By Laura Koran, CNN
Here's the Belief Blog’s morning rundown of the top faith-angle stories from around the United States and around the world. Click the headlines for the full stories.
From the Blog:
CNN: A truce between Obama and Romney on faith
A political truce may be brewing between the Obama and Romney campaigns on the issue of the candidates' faith and religious practice. An all-out war over such issues nearly erupted last week, but neither campaign would take up arms.
CNN: Catholic groups sue over federal contraception mandate
The University of Notre Dame and "a diverse group of plaintiffs" filed lawsuits Monday challenging the federal mandate that religious employers offer health insurance that includes coverage of contraceptives and birth control services, Notre Dame spokeswoman Shannon Chapla said.
Tweet of the Day:
Religion Dispatches: Church Controversy is in Georgetown’s DNA
Georgetown University’s founder, Bishop John Carroll, would likely not be surprised to find his university embroiled in a controversy concerning the appropriate place of religious groups in civil affairs. He might be surprised, however, to learn that this time an attack on a Jesuit institution was instigated not by forces outside the Church, but those within.
Religion News Service: Why basketball is Muslims’ favorite sport
Omar Abdelkader, a student at Northeastern University in Boston, is an observant Muslim but admits that, at least as a kid, he was occasionally seduced by the swish of a perfect jump-shot over the Islamic call to prayer.

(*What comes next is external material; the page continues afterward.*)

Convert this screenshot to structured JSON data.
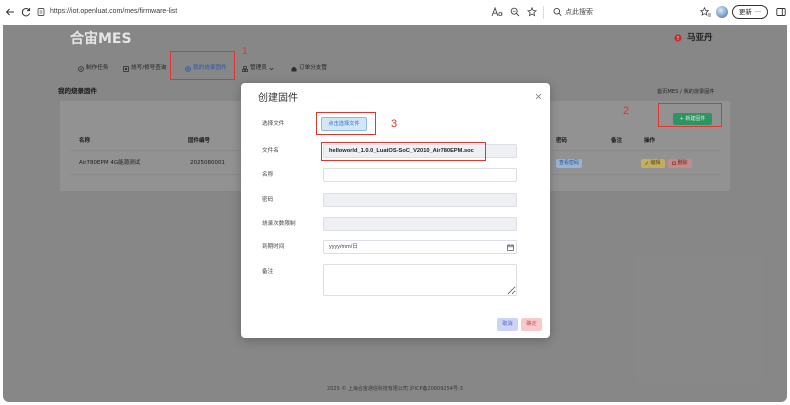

Christianity Today: Black Church Barrios: African American Churches Adapt to Latino Neighbors
Every week as he delivers the sermon at the oldest black church in Los Angeles, pastor William Eps stands where history was written. Martin Luther King Jr. spoke at Second Baptist Church throughout the 1950s and '60s. Today social justice remains just as important to the 127-year-old church—but the faces of the community it serves have changed dramatically.
The Huffington Post: Charles L. Worley, North Carolina Pastor: Put Gays And Lesbians In Electrified Pen To Kill Them Off
The barrage of anti-gay sermons delivered by North Carolina-based pastors to hit the blogosphere continues with yet another disturbing rant caught on tape. The pastor, identified on YouTube as Charles L. Worley of Providence Road Baptist Church in Maiden, N.C., condemns President Obama's much-publicized endorsement of same-sex marriage while calling for gays and lesbians to be put in an electrified pen and ultimately killed off.
Quote of the Day:
The latest publication of documents of the Holy See and private documents of the Holy Father can no longer be considered a questionable - and objectively defamatory - journalistic initiative, but clearly assumes the character of a criminal act.
Vatican spokesman Father Federico Lombardi on the publication of correspondences between Vatican officials and private letters to the Pope in a new book called “Your Holiness.” Read more here.
Opinion of the Day:
CNN: My Take: The Bible condemns a lot, but here's why we focus on homosexuality
R. Albert Mohler Jr., president of the Southern Baptist Theological Seminary, responds to critics who say that Christian conservatives are hypocritical and selective when it comes to the Bible’s condemnation of homosexuality
Join the conversation…
The author writes that it's fine for Christians to take certain biblical condemnations seriously while ignoring others.
CNN: My Take: The Christian case for gay marriage
Mark Osler, a Professor of Law at the University of St. Thomas in Minneapolis, Minnesota, speaks out in favor of same-sex marriage.